Almost immediately after the 8th season premiere episode aired, the ratings dropped. Hard. I can't tell you if the quality of the show changed or not as I was one of the millions who stopped watching, although I don't remember any particular reason why. It was just time to move on, I guess.

The Drew Carey Show limped through its 8th season and was yanked by ABC. Remember that two-year renewal? Warner Bros held ABC to their end of the contract and forced them to pay for season nine. But in order to collect, Warner Bros actually had to produce the show. The entire show – cast, crew, writers, staff – made 26 episodes that they knew weren't going to air. ABC eventually burned off the episodes, airing them in the summer of 2004, a full year after production began.

CBS gave 2.5 Men a two-year renewal last year, after its 7th season, and look what happened. 2.5 Men is also produced by Warner Bros and co-stars Ryan Stiles, who was also in The Drew Carey Show.

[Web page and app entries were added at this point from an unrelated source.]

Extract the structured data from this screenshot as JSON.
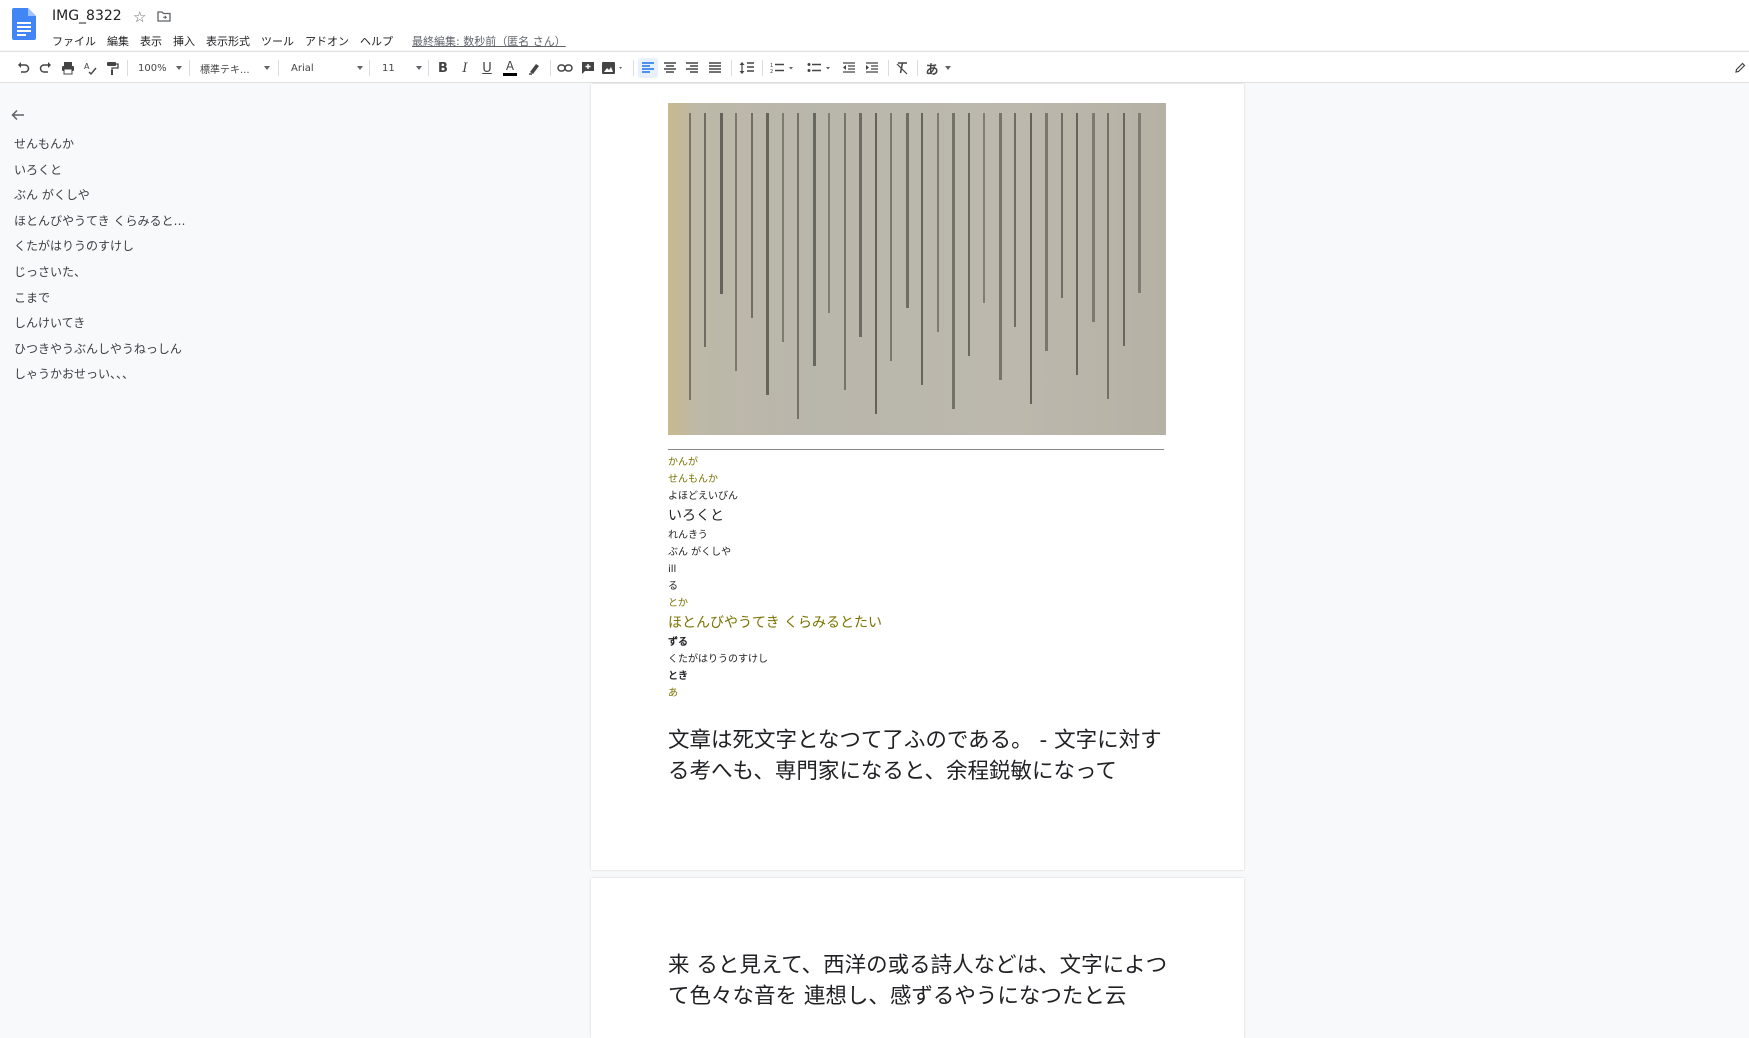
{
  "colors": {
    "accent": "#4285f4",
    "olive": "#7a7300",
    "text": "#202124"
  },
  "header": {
    "title": "IMG_8322",
    "menu": [
      "ファイル",
      "編集",
      "表示",
      "挿入",
      "表示形式",
      "ツール",
      "アドオン",
      "ヘルプ"
    ],
    "last_edit": "最終編集: 数秒前（匿名 さん）"
  },
  "toolbar": {
    "zoom": "100%",
    "style": "標準テキ...",
    "font": "Arial",
    "size": "11",
    "bold": "B",
    "italic": "I",
    "underline": "U",
    "text_color": "A",
    "input_tools": "あ",
    "icons": [
      "undo-icon",
      "redo-icon",
      "print-icon",
      "spellcheck-icon",
      "paint-format-icon",
      "link-icon",
      "comment-icon",
      "image-icon",
      "align-left-icon",
      "align-center-icon",
      "align-right-icon",
      "justify-icon",
      "line-spacing-icon",
      "numbered-list-icon",
      "bulleted-list-icon",
      "decrease-indent-icon",
      "increase-indent-icon",
      "clear-format-icon",
      "edit-mode-icon"
    ]
  },
  "outline": {
    "items": [
      "せんもんか",
      "いろくと",
      "ぶん がくしや",
      "ほとんびやうてき くらみると…",
      "くたがはりうのすけし",
      "じっさいた、",
      "こまで",
      "しんけいてき",
      "ひつきやうぶんしやうねっしん",
      "しゃうかおせっい、、、"
    ]
  },
  "document": {
    "lines": [
      {
        "text": "かんが",
        "size": 10,
        "color": "#7a7300",
        "h": 17,
        "bold": false
      },
      {
        "text": "せんもんか",
        "size": 10,
        "color": "#7a7300",
        "h": 17,
        "bold": false
      },
      {
        "text": "よほどえいびん",
        "size": 10,
        "color": "#202124",
        "h": 17,
        "bold": false
      },
      {
        "text": "いろくと",
        "size": 14,
        "color": "#202124",
        "h": 22,
        "bold": false
      },
      {
        "text": "れんきう",
        "size": 10,
        "color": "#202124",
        "h": 17,
        "bold": false
      },
      {
        "text": "ぶん がくしや",
        "size": 10,
        "color": "#202124",
        "h": 17,
        "bold": false
      },
      {
        "text": "ill",
        "size": 10,
        "color": "#202124",
        "h": 17,
        "bold": false
      },
      {
        "text": "る",
        "size": 10,
        "color": "#202124",
        "h": 17,
        "bold": false
      },
      {
        "text": "とか",
        "size": 10,
        "color": "#7a7300",
        "h": 17,
        "bold": false
      },
      {
        "text": "ほとんびやうてき くらみるとたい",
        "size": 14,
        "color": "#7a7300",
        "h": 22,
        "bold": false
      },
      {
        "text": "ずる",
        "size": 10,
        "color": "#202124",
        "h": 17,
        "bold": true
      },
      {
        "text": "くたがはりうのすけし",
        "size": 10,
        "color": "#202124",
        "h": 17,
        "bold": false
      },
      {
        "text": "とき",
        "size": 10,
        "color": "#202124",
        "h": 17,
        "bold": true
      },
      {
        "text": "あ",
        "size": 10,
        "color": "#7a7300",
        "h": 17,
        "bold": false
      }
    ],
    "main_p1": "文章は死文字となつて了ふのである。 - 文字に対する考へも、専門家になると、余程鋭敏になって",
    "main_p2": "来 ると見えて、西洋の或る詩人などは、文字によつて色々な音を 連想し、感ずるやうになつたと云"
  }
}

Funny coincidence. I get worried when shows I like get two-year renewals.

My other thought was for Ted's daughter on How I Met Your Mother. In most episodes, they show a few seconds of two teenagers on a couch listening to their Dad's stories about how he met their mother. It's kind of the point of the show. The two kids aren't aging, so the actors probably showed up for one day of work in 2005, did a whole bunch of reaction shots and have been collecting easy paychecks ever since.

Except that these actors still exist, grew up and are still working. The daughter is played by now 24-year-old Lyndsy Fonseca, who is creating a nice little career for herself, appearing in the movies Kick-Ass, Hot Tub Time Machine and co-starring in one of my favorite TV series, Nikita.

The troubling thought that I had was that Lyndsy is a hottie with well documented comedic chops. In two years, at the end of How I Met Your Mother's guaranteed run, she'll be about the right age to play Ted's wife (the right age in sitcom terms, that is – I personally think Ted should try to stay a bit more age appropriate). Wouldn't it be neat if Lyndsy Fonseca played both the daughter AND the mother? Neat, and a little creepy? The resemblance would be uncanny. And a little creepy.

This was just a passing thought when I heard the news of the two-year renewal.  I really hope that Lyndsy won't be available to appear on How I Met Your Mother as an adult because I want her to be playing Alex on Nikita for a few more years.

The Green Hornet

It's been five weeks since I saw The Green Hornet in the theater. My note at the time was “Barely Adequate.” Looking back, I think that may have been a Minnesota Nice way of saying it was bad.

Much like Jack Black, a little Seth Rogen goes a long way. As he was also the writer and producer, I guess his Hollywood success has reached that level where no one wants to tell him “No.” The story was thin and more than a little familiar. The rich man-boy suffers a tragedy and becomes a vigilante has been done – it was called Batman.

Christoph Waltz of Inglorious Basterds cashed a paycheck and chewed the scenery as the villain. I have no idea why Battlestar Galactica hero Edward James Olmos or aging uberhottie (but still uberhot) Cameron Diaz were in this movie. The gadgets, the sight gags, the CGI fight scenes all sound great until you put them together into The Green Hornet. All in all, a good movie to skip, even on home video.